→ **EXERCISE DIRECTIONS**:
The string "title" may appear on lines of the entries below; report how many such lines there are, and only that.

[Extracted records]
BEGIN

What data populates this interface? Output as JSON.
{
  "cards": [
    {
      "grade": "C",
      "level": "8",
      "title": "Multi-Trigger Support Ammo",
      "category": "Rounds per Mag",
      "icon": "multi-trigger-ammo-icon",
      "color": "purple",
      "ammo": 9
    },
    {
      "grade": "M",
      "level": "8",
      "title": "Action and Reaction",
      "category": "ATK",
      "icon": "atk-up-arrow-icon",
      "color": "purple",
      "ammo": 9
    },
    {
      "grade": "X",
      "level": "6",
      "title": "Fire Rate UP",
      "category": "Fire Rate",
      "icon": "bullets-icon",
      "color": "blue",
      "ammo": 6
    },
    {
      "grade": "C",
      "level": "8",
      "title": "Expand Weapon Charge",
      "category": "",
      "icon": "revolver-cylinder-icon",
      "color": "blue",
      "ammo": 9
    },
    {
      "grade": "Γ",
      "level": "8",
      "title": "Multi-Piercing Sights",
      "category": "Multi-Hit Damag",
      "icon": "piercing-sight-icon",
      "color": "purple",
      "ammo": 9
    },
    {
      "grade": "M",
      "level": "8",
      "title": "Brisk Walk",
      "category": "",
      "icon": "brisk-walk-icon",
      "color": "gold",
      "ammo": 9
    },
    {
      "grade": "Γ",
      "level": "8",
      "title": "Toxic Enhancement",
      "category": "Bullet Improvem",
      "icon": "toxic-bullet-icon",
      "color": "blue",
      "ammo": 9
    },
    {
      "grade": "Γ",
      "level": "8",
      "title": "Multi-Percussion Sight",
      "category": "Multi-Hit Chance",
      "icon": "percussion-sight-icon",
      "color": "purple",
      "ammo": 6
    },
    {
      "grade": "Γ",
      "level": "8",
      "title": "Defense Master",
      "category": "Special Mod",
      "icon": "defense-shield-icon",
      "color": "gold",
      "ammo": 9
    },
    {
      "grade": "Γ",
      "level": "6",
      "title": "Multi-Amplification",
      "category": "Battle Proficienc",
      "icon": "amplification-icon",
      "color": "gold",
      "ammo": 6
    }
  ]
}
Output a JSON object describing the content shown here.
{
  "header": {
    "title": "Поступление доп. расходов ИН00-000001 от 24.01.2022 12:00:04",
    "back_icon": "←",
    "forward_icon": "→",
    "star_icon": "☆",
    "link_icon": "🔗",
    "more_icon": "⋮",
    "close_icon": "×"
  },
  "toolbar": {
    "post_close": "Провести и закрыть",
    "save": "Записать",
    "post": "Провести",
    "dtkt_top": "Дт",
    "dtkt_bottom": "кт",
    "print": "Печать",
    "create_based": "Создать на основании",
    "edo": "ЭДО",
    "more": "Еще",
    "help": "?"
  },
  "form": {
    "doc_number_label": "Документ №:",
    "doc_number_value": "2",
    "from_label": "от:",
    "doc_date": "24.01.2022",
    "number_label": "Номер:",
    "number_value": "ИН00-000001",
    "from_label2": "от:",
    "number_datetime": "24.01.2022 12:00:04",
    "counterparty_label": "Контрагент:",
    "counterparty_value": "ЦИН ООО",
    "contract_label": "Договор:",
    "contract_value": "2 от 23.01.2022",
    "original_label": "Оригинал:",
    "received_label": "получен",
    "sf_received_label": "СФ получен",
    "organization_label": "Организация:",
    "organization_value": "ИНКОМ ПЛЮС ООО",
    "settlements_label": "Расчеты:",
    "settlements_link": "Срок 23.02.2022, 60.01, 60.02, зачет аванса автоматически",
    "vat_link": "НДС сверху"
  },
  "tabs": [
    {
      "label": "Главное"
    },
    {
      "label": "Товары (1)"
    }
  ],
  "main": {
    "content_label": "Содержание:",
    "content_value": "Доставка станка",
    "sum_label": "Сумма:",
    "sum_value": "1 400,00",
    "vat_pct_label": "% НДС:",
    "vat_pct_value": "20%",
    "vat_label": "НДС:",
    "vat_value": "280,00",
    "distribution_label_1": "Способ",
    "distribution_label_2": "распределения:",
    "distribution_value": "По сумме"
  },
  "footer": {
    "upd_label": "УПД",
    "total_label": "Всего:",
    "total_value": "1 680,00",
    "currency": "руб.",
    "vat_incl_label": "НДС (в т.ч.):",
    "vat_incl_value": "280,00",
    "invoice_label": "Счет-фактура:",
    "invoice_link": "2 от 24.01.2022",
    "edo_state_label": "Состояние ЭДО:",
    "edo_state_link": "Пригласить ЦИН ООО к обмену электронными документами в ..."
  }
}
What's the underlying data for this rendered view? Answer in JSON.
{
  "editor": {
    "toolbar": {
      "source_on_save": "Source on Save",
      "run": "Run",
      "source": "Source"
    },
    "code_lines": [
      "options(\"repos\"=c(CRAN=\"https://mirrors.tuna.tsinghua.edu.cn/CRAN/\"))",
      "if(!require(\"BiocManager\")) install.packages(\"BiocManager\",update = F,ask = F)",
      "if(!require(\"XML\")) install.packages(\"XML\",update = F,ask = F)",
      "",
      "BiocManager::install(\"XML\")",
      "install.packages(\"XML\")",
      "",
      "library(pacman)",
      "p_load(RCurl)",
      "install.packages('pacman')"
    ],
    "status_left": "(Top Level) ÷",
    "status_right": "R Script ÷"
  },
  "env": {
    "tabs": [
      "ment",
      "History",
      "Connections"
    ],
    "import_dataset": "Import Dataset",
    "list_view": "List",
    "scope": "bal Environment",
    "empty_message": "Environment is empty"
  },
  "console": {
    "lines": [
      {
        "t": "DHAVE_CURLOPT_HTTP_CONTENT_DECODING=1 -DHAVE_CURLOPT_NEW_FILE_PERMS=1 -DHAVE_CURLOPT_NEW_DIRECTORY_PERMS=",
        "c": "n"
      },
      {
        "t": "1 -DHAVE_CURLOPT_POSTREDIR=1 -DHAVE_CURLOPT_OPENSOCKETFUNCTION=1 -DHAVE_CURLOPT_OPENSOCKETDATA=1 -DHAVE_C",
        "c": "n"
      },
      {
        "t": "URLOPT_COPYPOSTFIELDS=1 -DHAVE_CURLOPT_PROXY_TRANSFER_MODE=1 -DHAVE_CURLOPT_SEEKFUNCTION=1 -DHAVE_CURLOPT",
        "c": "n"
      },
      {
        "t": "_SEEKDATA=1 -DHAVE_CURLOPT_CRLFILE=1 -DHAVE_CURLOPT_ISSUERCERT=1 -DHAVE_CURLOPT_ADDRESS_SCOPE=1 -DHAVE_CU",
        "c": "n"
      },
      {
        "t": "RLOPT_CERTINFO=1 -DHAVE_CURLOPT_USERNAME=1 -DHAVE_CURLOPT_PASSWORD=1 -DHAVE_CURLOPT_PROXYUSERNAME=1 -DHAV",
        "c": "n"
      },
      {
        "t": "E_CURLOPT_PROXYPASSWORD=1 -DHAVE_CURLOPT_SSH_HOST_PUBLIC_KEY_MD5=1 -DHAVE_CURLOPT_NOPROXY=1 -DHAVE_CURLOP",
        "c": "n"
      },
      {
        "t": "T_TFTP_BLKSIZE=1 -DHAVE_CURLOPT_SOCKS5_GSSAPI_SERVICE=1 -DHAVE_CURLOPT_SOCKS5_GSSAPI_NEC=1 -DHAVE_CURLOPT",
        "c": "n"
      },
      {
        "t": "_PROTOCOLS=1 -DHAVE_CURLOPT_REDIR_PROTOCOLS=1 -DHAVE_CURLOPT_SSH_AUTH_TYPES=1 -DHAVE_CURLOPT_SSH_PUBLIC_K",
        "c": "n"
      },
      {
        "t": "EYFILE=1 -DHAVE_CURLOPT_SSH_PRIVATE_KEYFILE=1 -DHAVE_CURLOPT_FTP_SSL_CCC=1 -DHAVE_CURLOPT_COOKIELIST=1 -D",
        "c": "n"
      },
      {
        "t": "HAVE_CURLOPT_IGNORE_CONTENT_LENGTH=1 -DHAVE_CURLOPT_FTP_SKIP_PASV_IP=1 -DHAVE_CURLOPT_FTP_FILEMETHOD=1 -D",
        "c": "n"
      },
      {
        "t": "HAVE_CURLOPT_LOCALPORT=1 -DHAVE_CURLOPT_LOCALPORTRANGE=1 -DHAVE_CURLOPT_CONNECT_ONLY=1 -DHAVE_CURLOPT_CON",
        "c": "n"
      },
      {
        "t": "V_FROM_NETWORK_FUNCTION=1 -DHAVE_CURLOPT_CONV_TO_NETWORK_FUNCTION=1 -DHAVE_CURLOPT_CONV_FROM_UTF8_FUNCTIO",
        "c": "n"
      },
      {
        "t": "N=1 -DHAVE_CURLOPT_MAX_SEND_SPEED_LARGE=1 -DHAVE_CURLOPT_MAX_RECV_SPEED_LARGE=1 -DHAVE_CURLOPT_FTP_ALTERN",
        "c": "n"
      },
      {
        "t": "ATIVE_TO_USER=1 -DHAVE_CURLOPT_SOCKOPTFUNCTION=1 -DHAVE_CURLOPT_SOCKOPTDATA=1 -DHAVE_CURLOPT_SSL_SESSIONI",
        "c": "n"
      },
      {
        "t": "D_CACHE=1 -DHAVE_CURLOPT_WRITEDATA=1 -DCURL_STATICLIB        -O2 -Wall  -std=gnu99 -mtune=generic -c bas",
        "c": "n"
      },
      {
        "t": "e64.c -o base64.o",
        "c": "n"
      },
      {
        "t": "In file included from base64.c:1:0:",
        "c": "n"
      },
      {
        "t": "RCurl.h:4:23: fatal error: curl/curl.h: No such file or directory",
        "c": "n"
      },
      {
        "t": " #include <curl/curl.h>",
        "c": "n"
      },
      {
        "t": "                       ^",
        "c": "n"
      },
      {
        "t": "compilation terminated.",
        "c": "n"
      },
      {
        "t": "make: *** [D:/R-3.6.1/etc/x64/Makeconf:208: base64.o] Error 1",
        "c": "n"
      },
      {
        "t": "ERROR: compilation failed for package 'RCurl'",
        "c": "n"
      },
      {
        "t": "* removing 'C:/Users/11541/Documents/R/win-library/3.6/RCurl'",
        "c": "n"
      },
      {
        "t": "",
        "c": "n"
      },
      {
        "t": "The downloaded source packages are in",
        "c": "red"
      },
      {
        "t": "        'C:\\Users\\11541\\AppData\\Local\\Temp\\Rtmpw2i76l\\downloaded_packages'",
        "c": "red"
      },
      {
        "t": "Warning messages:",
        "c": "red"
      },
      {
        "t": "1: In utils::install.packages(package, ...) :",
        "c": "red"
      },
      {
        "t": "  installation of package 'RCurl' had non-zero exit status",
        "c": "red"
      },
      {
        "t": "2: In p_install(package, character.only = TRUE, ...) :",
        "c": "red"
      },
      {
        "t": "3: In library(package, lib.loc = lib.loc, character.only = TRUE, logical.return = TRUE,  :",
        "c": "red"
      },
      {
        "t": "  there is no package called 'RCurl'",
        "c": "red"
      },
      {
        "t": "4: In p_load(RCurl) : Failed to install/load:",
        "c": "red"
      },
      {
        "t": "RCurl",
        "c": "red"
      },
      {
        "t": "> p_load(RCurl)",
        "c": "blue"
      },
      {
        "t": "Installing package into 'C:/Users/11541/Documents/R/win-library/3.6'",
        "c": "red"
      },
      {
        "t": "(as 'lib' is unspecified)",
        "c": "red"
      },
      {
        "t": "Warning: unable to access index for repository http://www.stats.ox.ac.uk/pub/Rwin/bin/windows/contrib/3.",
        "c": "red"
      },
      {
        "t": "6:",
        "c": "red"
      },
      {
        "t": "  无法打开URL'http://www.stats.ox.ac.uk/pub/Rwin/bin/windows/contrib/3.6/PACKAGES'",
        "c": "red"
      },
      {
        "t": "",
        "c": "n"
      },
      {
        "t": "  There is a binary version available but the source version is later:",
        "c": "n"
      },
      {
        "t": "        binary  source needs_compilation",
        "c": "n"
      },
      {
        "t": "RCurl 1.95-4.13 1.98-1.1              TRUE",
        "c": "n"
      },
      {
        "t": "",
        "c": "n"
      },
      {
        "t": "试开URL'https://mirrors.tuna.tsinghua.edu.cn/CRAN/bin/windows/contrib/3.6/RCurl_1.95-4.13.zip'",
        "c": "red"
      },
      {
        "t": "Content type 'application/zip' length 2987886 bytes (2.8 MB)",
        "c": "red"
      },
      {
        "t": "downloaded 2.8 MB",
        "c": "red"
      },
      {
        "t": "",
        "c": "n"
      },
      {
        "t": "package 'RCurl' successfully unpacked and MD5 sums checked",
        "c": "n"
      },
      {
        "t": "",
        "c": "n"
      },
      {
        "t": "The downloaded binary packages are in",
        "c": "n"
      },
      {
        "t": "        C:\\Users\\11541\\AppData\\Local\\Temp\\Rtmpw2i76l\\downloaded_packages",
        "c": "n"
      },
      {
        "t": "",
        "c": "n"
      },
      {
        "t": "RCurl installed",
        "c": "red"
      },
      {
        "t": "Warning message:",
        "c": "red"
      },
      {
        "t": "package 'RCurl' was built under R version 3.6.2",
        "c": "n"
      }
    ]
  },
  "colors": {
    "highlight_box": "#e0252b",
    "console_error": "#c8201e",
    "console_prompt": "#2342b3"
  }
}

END

→ **EXERCISE SOLUTION**:
11